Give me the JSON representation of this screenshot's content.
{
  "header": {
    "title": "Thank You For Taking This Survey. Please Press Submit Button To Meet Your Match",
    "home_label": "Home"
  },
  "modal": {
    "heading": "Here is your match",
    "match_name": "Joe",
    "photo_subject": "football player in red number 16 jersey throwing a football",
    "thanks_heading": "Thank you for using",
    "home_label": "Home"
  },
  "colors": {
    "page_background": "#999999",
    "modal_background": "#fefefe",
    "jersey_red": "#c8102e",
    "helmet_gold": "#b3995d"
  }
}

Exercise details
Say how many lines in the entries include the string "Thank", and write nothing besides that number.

Response below
2